Any fan of the Chicago Cubs can recall the team’s various meltdowns and disappointments by nothing more than shorthand. Start with the curses of the Billy Goat – coinciding with a loss in the 1945 World Series, the last the team has appeared in to date – and the Black Cat, which preceded an infamous late-season collapse in 1969.
Then, too, there is Bartman, as in the surname of the hapless fan who reached for a foul ball during Game 6 of the 2003 National League Championship Series. Many blamed the fan when the Cubs’ left-fielder missed the ball on the play, which would have been the second out of the inning.
Chicago, ahead 3-0 at the time and five outs from a pennant-clinching win, then gave up 8 runs. A day later, the Cubs lost the deciding seventh game at Wrigley Field, their beloved, cozy, but all-too-often doomed ballpark on the north side of the city.
As the late, great Cubs announcer Jack Brickhouse put it, referring to the franchise’s last World Series triumph in 1908, “Any team can have a bad century.”
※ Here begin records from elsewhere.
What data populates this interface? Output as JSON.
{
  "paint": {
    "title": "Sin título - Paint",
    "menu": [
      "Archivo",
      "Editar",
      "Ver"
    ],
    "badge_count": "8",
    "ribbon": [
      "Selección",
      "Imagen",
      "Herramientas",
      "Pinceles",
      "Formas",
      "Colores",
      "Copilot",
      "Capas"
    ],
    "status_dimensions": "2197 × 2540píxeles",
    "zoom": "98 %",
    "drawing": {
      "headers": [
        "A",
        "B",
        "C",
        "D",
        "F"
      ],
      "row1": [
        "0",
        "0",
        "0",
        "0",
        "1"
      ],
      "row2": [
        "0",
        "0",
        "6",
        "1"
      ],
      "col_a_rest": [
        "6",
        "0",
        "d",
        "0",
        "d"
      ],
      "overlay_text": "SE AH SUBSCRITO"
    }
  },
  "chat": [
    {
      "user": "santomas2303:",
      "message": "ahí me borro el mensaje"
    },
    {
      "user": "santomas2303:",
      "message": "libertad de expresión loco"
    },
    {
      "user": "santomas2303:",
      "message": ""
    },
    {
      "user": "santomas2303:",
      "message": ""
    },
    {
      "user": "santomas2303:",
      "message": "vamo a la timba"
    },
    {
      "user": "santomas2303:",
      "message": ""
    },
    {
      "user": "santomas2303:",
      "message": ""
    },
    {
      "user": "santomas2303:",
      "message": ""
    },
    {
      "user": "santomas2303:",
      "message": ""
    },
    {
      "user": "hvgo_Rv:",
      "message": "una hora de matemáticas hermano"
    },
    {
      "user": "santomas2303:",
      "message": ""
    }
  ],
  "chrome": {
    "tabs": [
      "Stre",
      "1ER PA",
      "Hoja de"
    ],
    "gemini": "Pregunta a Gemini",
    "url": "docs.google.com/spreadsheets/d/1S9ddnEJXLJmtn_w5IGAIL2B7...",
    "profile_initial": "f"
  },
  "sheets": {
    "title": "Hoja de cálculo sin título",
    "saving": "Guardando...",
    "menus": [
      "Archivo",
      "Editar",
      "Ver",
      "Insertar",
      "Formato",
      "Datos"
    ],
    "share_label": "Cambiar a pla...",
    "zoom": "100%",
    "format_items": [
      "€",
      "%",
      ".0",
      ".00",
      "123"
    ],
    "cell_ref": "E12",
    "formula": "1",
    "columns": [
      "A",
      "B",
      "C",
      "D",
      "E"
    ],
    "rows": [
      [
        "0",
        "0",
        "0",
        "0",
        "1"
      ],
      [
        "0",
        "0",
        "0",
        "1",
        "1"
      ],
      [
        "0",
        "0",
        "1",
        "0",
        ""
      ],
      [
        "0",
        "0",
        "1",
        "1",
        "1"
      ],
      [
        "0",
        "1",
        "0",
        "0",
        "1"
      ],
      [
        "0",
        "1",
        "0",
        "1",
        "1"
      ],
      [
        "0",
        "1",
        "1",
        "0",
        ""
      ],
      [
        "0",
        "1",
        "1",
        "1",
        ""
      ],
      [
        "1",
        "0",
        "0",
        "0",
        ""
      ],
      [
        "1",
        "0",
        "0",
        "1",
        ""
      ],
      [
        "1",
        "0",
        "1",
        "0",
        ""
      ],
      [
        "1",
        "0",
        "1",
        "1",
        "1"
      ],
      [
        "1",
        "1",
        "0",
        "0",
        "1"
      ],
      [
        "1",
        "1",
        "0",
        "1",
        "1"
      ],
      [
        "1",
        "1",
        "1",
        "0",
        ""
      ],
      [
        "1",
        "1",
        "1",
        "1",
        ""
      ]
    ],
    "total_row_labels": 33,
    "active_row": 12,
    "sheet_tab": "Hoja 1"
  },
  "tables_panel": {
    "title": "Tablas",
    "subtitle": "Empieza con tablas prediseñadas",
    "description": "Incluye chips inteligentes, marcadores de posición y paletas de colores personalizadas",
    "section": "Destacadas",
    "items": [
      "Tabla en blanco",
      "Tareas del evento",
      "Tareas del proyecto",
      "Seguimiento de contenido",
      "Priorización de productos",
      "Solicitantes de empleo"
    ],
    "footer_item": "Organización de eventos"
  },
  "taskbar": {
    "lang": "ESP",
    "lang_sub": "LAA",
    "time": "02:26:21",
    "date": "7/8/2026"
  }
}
This fall, it’s beginning to look like Cubs’ fans long-running lament of “wait till next year” may be nearing retirement. In the final days of the season, the Cubs have the best record in baseball and recently won the National League Central division title.
And they’re not plucky upstarts. Under manager Joe Maddon, who led the team to the league championship series in 2015 during his first year on the job, the Cubs are confident winners instead of lovable losers.
Their roster includes one of the best pitching staffs, led by reigning Cy Young winner Jake Arrieta and clutch hurler Jon Lester, as well as a nucleus of All-Stars including Kris Bryant, Anthony Rizzo, and Addison Russell.
To many around baseball, the surprise would be if the Cubs don’t win it all. No matter what happens, you can count on a chorus of questions about whether this is the year for Chicago fans and constant crash courses in previous Cubs miseries. Once the Boston Red Sox ended their own curse — of the Bambino, as in an ill-fated trade of future Hall of Famer Babe Ruth — by winning the 2004 World Series after 86 years without a title and the Cleveland Cavaliers basketball team won the NBA finals earlier this year (the first time any major Cleveland team had come out on top in a championship since 1964), the Cubs became the symbol of relentless sports futility.
If the Cubs snap their century-plus World Series drought this year, the rewards will be many, but money won’t be anywhere near the top of that list.
“For the city, it will be spiritually uplifting,” says Andrew Zimbalist, a Smith College professor and sports economist. “It will be as good as a visit from the maharishi.”
The Cubs could reap as much as $15 million to $20 million in additional revenue with a World Series run, Zimbalist estimates. In March, Forbes magazine estimated the Cubs’ generated revenue of $340 million last year with operating income of about $51 million. The financial magazine values the franchise at $2.2 billion, fifth-most in Major League Baseball.
Considering the Ricketts family paid $700 million in 2009 to acquire the Cubs, it’s clear the investment has already paid off, championship or not. Wrigley Field, even in the Cubs’ many lean years, packed in large crowds eager to see the throwback ballpark and celebrate the ritual of afternoon baseball. (The stadium, opened in 1914, was the last to stage night games, adding lights in 1988.)
Zimbalist says the already-popular Cubs will likely sell even more tickets in the next few years with a championship – and command higher ticket prices and advertising rates.
But these are the Cubs. Is there a downside for fans used to so much heartbreak? “Bear in mind, there’s a pleasure in waiting and a pleasure in the expectation of, will this be the year?" he says. "If the Cubs win, all of that tension will be released – it will, in certain ways, dissipate the enjoyment of the fan interest.”
That sounds like the kind of problem most Cubs fans would love to face.